  11. How about we address a more serious issue. Here in Massachusetts all gun sales are done through the state and require presentation of an Firearms ID card that is only issued after a background check and live-fire training.

    But we have lots of gun crimes here.

    And before you go blaming neighboring states you might want to look at the numbers.

  12. Unlike some other gunowner advocates, I might be willing to compromise on this issue. Here some problems that need to be addressed:

    Gun shows often are on weekends. The current "instant" background checks would be no real problem, and that's what gun control advocates say they want. But dig a little deeper and one finds that most gun control advocates intend to later replace "instant" background checks with a mandatory waiting period of 5 days or more.
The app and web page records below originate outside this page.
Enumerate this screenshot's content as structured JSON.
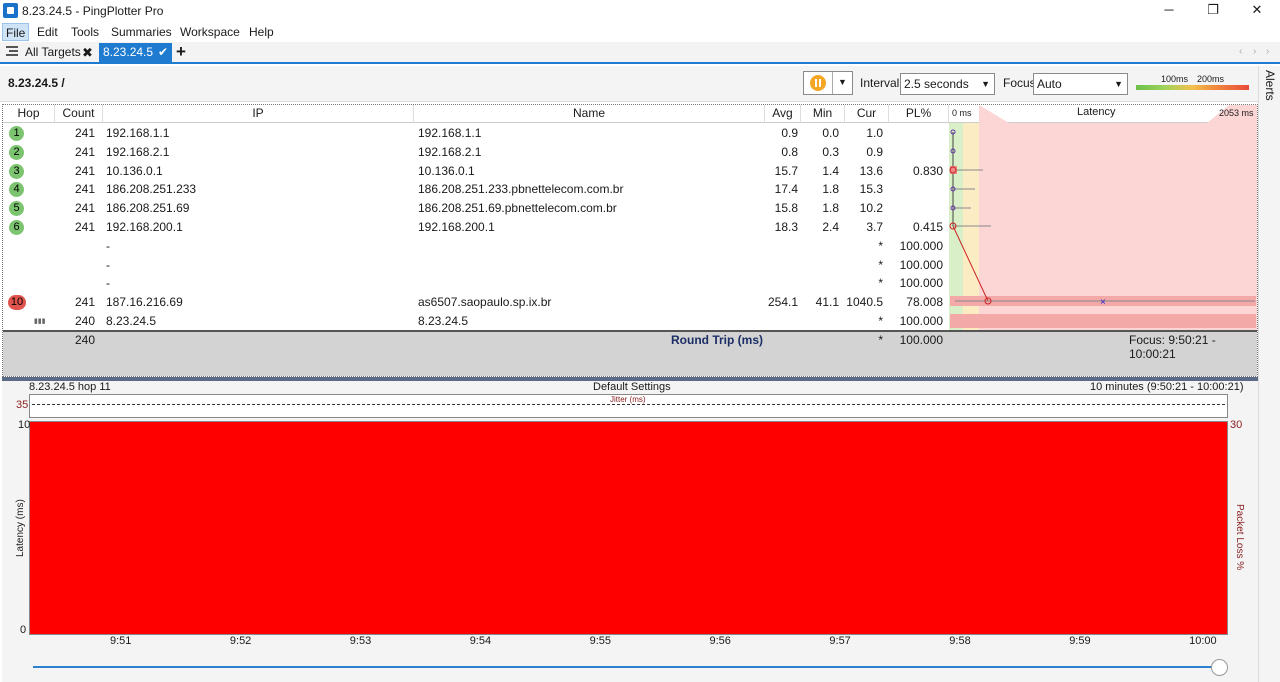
{
  "window": {
    "title": "8.23.24.5 - PingPlotter Pro",
    "minimize": "─",
    "maximize": "❐",
    "close": "✕"
  },
  "menu": [
    "File",
    "Edit",
    "Tools",
    "Summaries",
    "Workspace",
    "Help"
  ],
  "tabs": {
    "all_targets": "All Targets",
    "active": "8.23.24.5",
    "add": "+"
  },
  "header": {
    "target": "8.23.24.5 /",
    "interval_label": "Interval",
    "interval_value": "2.5 seconds",
    "focus_label": "Focus",
    "focus_value": "Auto",
    "legend_100": "100ms",
    "legend_200": "200ms"
  },
  "alerts": "Alerts",
  "columns": {
    "hop": "Hop",
    "count": "Count",
    "ip": "IP",
    "name": "Name",
    "avg": "Avg",
    "min": "Min",
    "cur": "Cur",
    "pl": "PL%",
    "latency_min": "0 ms",
    "latency": "Latency",
    "latency_max": "2053 ms"
  },
  "rows": [
    {
      "hop": "1",
      "count": "241",
      "ip": "192.168.1.1",
      "name": "192.168.1.1",
      "avg": "0.9",
      "min": "0.0",
      "cur": "1.0",
      "pl": ""
    },
    {
      "hop": "2",
      "count": "241",
      "ip": "192.168.2.1",
      "name": "192.168.2.1",
      "avg": "0.8",
      "min": "0.3",
      "cur": "0.9",
      "pl": ""
    },
    {
      "hop": "3",
      "count": "241",
      "ip": "10.136.0.1",
      "name": "10.136.0.1",
      "avg": "15.7",
      "min": "1.4",
      "cur": "13.6",
      "pl": "0.830"
    },
    {
      "hop": "4",
      "count": "241",
      "ip": "186.208.251.233",
      "name": "186.208.251.233.pbnettelecom.com.br",
      "avg": "17.4",
      "min": "1.8",
      "cur": "15.3",
      "pl": ""
    },
    {
      "hop": "5",
      "count": "241",
      "ip": "186.208.251.69",
      "name": "186.208.251.69.pbnettelecom.com.br",
      "avg": "15.8",
      "min": "1.8",
      "cur": "10.2",
      "pl": ""
    },
    {
      "hop": "6",
      "count": "241",
      "ip": "192.168.200.1",
      "name": "192.168.200.1",
      "avg": "18.3",
      "min": "2.4",
      "cur": "3.7",
      "pl": "0.415"
    },
    {
      "hop": "",
      "count": "",
      "ip": "-",
      "name": "",
      "avg": "",
      "min": "",
      "cur": "*",
      "pl": "100.000"
    },
    {
      "hop": "",
      "count": "",
      "ip": "-",
      "name": "",
      "avg": "",
      "min": "",
      "cur": "*",
      "pl": "100.000"
    },
    {
      "hop": "",
      "count": "",
      "ip": "-",
      "name": "",
      "avg": "",
      "min": "",
      "cur": "*",
      "pl": "100.000"
    },
    {
      "hop": "10",
      "count": "241",
      "ip": "187.16.216.69",
      "name": "as6507.saopaulo.sp.ix.br",
      "avg": "254.1",
      "min": "41.1",
      "cur": "1040.5",
      "pl": "78.008"
    },
    {
      "hop": "",
      "count": "240",
      "ip": "8.23.24.5",
      "name": "8.23.24.5",
      "avg": "",
      "min": "",
      "cur": "*",
      "pl": "100.000"
    }
  ],
  "summary": {
    "count": "240",
    "label": "Round Trip (ms)",
    "cur": "*",
    "pl": "100.000",
    "focus": "Focus: 9:50:21 - 10:00:21"
  },
  "timeline": {
    "hop_label": "8.23.24.5 hop 11",
    "settings": "Default Settings",
    "range": "10 minutes (9:50:21 - 10:00:21)",
    "jitter_label": "Jitter (ms)",
    "jitter_max": "35",
    "y_max": "10",
    "y_min": "0",
    "y_label": "Latency (ms)",
    "pl_max": "30",
    "pl_label": "Packet Loss %",
    "x_ticks": [
      "9:51",
      "9:52",
      "9:53",
      "9:54",
      "9:55",
      "9:56",
      "9:57",
      "9:58",
      "9:59",
      "10:00"
    ],
    "loss_color": "#ff0000"
  }
}
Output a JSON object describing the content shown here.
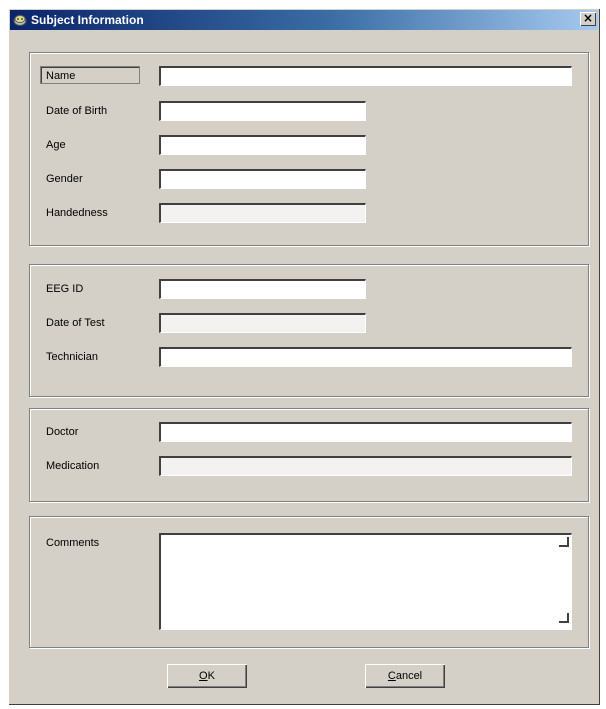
{
  "window": {
    "title": "Subject Information",
    "close_label": "×"
  },
  "sections": {
    "subject": {
      "name_label": "Name",
      "dob_label": "Date of Birth",
      "age_label": "Age",
      "gender_label": "Gender",
      "handedness_label": "Handedness"
    },
    "test": {
      "eeg_id_label": "EEG ID",
      "date_of_test_label": "Date of Test",
      "technician_label": "Technician"
    },
    "clinical": {
      "doctor_label": "Doctor",
      "medication_label": "Medication"
    },
    "notes": {
      "comments_label": "Comments"
    }
  },
  "fields": {
    "name": "",
    "dob": "",
    "age": "",
    "gender": "",
    "handedness": "",
    "eeg_id": "",
    "date_of_test": "",
    "technician": "",
    "doctor": "",
    "medication": "",
    "comments": ""
  },
  "buttons": {
    "ok_mnemonic": "O",
    "ok_rest": "K",
    "cancel_mnemonic": "C",
    "cancel_rest": "ancel"
  },
  "colors": {
    "dialog_background": "#d4d0c8",
    "titlebar_start": "#0a246a",
    "titlebar_end": "#a6caf0"
  },
  "icons": {
    "app": "app-icon",
    "close": "close-icon",
    "resize": "resize-grip-icon"
  }
}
More gunowners like me might support mandatory instant background checks on all sales at gun shows if gun control advocates would issue a clear and credible renunciation of their previously stated plans to later replace instant background checks with a mandatory waiting period of 5 days or more.

    Also: In some states that already require background checks on all guns sales at gun shows, gun control advocates continue their attack on gun shows in other ways. In California, which already requires background checks on all guns sales at gun shows, gun control advocates in various localities continue to try to prohibit gun shows in some of the most popular venues. More gunowners like me might support mandatory background checks on all sales at gun shows if gun control advocates would issue a clear and credible commitment to cease further attempts to attack gun shows in other ways.

  13. Hey dash,
    I had no intention of posting but when you posted this "So far I've gotten about 50 hits that I know of to this posting, but only two replies. So either you gun guys never sell to anyone you don't know, as GMC70 claims, or you are afraid to fess up. Which is it?? " it seemed like a dare so here goes...

    It is not my job to determine that a purchaser is not a criminal. All I have to do is determine that they live within the state and have no reason to believe that they are a criminal. So as long they don't have an Obama, Brady Bunch or Ceasefire bumper sticker and don't tell me they need it to rob a bank I will assume that they are honest citizens.

  14. Baldr Odinson,

    We'd feel better about you if you'd acknowledge this idea: From the comments here, we are a responsible group of people and not the extremists and lunatics that you make us out to be.